(Data in this exercise)
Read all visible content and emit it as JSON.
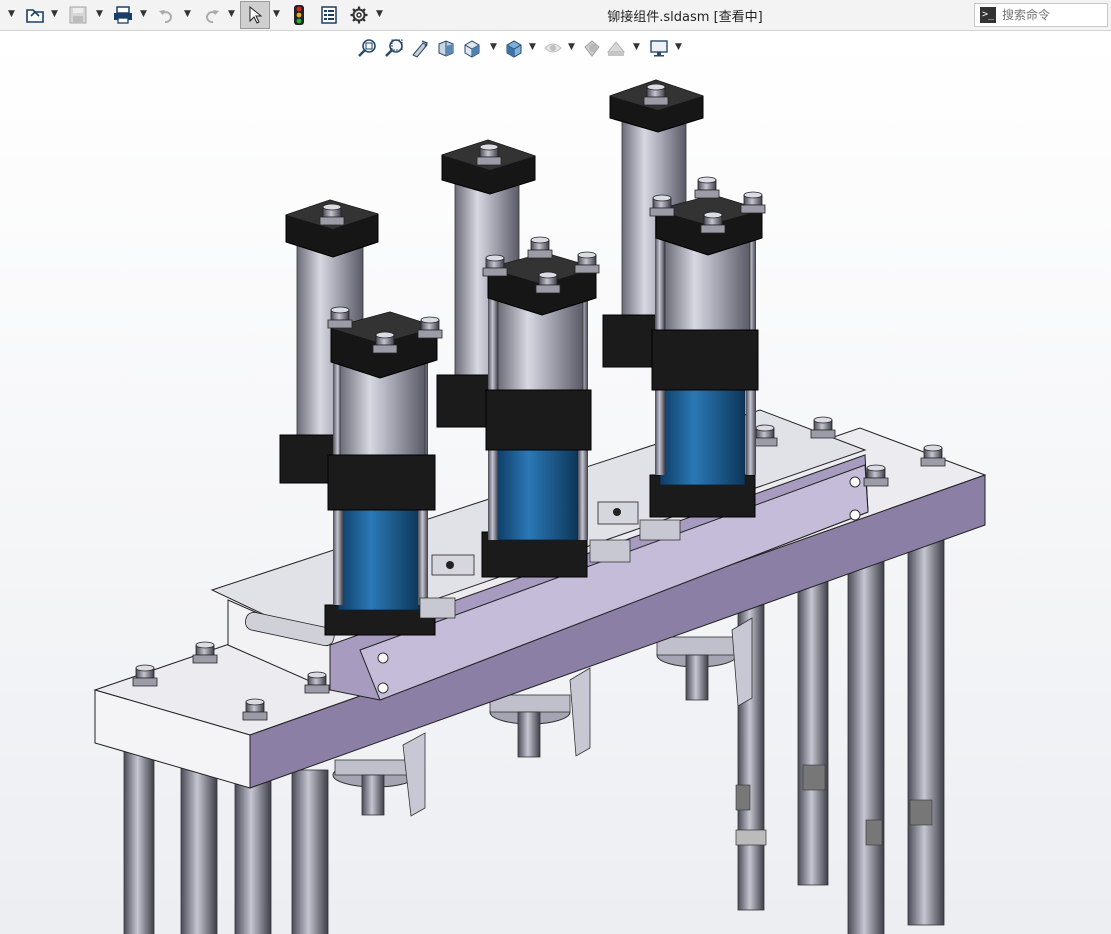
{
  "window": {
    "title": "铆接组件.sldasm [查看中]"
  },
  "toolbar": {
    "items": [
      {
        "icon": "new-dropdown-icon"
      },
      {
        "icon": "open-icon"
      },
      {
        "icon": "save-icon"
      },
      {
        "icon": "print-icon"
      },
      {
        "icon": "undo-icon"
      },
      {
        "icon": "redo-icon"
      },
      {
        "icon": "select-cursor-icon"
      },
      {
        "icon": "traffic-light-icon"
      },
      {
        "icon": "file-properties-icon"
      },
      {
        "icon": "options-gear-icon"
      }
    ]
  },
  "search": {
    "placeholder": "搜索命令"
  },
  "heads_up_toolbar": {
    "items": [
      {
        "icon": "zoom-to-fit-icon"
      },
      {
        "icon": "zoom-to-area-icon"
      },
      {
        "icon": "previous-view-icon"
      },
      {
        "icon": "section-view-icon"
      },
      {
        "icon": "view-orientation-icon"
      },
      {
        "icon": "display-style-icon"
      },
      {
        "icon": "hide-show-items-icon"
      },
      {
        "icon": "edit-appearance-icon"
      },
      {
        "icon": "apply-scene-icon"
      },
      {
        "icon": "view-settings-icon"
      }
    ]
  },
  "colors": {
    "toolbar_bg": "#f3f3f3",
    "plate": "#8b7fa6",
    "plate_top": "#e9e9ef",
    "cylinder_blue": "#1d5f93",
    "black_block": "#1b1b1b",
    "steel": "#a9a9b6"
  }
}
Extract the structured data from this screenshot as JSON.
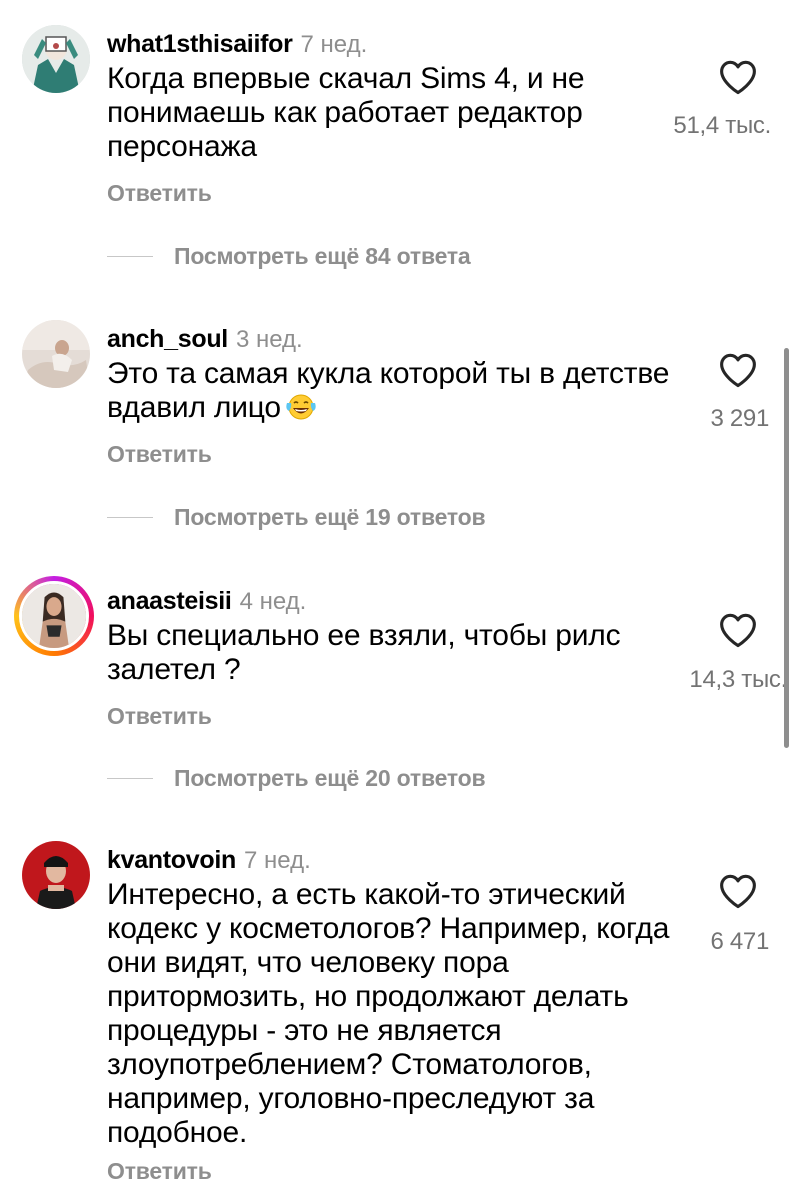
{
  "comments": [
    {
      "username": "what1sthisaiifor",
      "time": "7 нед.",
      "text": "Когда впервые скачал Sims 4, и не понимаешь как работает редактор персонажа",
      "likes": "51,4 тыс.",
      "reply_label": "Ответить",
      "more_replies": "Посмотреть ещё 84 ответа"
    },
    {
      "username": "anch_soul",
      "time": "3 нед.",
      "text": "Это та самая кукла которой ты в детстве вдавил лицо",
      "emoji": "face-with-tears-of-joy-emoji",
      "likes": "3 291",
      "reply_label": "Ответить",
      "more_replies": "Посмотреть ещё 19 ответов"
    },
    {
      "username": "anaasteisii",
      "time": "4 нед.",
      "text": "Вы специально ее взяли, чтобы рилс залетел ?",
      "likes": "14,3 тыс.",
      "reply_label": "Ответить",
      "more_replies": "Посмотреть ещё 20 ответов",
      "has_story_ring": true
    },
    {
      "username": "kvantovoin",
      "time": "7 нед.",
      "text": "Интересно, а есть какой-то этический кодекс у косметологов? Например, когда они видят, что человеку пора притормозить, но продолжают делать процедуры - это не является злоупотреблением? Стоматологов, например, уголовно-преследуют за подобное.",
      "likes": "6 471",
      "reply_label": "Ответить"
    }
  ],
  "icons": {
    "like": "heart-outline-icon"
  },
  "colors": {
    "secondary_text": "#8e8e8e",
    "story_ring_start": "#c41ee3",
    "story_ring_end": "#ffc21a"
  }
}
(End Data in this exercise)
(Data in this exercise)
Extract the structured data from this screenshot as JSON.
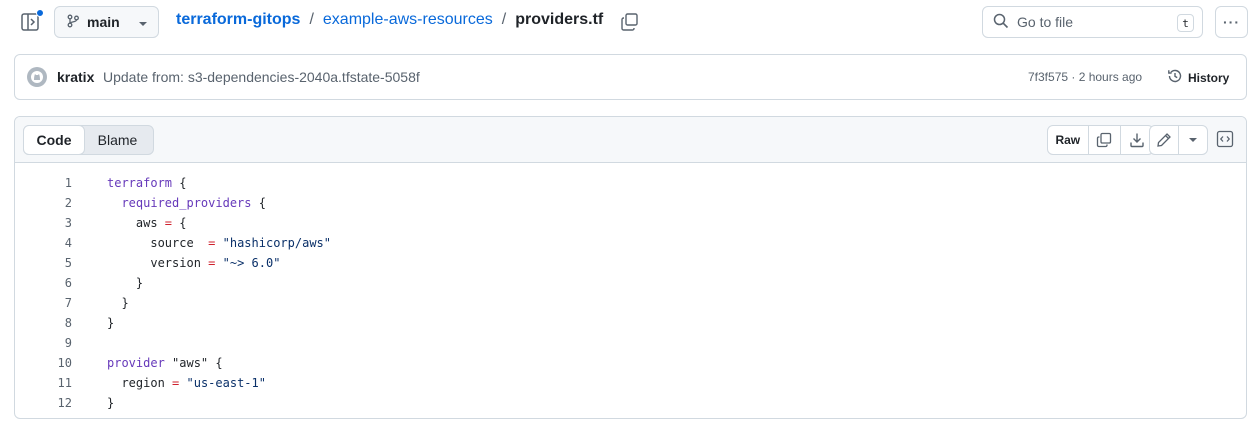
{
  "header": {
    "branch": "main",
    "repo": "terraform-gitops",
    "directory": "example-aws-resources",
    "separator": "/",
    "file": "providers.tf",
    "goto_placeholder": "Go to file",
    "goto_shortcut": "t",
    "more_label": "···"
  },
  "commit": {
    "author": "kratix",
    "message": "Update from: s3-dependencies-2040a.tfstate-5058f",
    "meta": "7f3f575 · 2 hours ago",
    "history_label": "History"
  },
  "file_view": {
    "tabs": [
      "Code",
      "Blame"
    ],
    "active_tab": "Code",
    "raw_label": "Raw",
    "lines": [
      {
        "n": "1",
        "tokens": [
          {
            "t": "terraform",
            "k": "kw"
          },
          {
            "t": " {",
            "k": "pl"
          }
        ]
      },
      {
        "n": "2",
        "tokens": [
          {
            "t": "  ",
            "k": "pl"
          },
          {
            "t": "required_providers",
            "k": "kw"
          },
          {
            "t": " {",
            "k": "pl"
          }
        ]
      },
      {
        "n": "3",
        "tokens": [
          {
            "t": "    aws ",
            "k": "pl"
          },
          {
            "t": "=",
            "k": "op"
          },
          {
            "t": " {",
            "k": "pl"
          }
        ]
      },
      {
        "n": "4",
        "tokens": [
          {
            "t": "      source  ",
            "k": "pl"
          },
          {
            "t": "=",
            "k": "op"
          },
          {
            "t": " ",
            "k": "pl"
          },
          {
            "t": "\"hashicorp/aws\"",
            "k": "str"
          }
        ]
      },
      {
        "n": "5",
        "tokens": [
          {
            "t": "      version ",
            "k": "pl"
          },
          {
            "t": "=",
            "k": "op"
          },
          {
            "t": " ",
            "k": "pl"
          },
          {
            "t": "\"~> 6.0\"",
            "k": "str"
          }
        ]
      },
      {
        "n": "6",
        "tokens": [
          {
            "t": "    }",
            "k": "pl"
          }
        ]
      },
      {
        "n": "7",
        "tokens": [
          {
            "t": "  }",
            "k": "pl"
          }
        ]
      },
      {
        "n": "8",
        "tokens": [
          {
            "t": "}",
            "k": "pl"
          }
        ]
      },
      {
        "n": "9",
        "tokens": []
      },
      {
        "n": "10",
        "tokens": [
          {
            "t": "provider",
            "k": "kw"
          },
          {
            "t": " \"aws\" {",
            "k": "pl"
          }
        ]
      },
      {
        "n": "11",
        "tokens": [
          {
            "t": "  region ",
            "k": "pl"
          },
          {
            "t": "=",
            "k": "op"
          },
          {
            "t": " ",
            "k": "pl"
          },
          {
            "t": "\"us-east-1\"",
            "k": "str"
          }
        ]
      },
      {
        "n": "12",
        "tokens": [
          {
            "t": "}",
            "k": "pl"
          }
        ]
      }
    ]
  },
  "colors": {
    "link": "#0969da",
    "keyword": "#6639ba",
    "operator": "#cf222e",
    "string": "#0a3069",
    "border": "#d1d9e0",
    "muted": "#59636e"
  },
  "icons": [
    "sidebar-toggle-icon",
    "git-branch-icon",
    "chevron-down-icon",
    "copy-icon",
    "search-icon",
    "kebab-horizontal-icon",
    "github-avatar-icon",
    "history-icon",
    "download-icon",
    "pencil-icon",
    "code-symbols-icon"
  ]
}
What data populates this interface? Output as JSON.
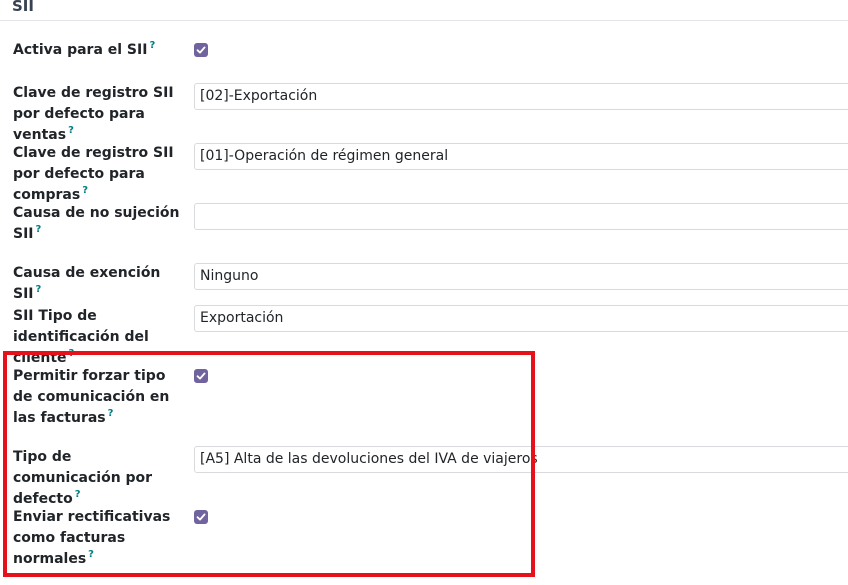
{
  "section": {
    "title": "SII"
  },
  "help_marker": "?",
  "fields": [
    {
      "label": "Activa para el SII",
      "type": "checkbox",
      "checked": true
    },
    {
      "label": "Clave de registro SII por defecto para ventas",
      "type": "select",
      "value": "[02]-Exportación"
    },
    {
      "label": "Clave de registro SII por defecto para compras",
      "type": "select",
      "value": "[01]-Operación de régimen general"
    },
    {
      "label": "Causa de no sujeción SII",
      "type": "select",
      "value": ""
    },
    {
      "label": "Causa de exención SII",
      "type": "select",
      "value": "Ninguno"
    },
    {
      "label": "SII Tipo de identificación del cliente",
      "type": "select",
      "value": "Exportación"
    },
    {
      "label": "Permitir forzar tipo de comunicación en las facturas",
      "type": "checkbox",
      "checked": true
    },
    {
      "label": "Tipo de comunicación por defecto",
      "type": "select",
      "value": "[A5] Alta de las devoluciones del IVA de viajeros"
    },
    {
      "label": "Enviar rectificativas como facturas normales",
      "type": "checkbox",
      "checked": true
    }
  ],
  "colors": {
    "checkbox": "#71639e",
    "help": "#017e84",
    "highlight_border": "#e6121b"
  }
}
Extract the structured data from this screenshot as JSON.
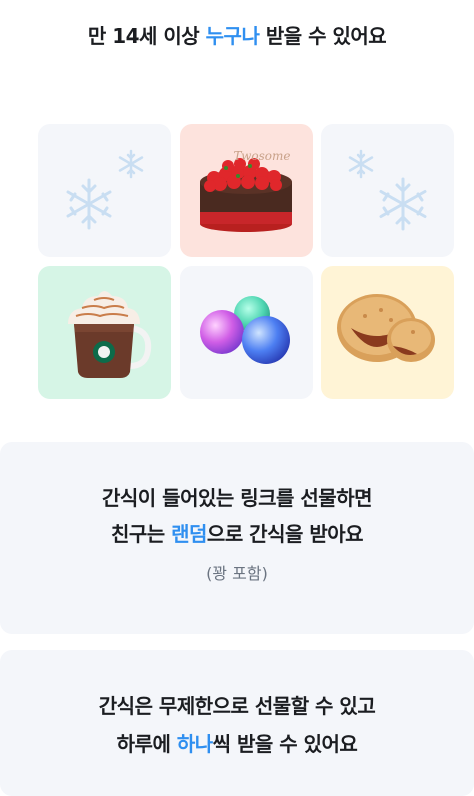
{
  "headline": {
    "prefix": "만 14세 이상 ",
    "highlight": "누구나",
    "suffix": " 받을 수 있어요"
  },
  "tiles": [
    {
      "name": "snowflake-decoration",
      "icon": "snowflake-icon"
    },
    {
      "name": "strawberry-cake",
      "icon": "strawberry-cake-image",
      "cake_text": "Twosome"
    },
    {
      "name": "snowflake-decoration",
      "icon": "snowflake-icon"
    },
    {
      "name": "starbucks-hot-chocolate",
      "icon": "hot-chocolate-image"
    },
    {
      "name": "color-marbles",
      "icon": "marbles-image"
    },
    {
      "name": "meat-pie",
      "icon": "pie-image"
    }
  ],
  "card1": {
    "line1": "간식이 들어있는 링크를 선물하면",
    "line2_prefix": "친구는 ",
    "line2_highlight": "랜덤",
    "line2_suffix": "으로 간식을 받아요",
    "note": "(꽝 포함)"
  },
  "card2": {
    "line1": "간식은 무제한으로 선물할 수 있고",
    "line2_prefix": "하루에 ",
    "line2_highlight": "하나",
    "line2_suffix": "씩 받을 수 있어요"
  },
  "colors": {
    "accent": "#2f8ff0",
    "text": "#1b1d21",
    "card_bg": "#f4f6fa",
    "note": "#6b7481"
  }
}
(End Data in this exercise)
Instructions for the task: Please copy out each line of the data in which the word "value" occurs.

Expected output:
      "value": "[02]-Exportación"
      "value": "[01]-Operación de régimen general"
      "value": ""
      "value": "Ninguno"
      "value": "Exportación"
      "value": "[A5] Alta de las devoluciones del IVA de viajeros"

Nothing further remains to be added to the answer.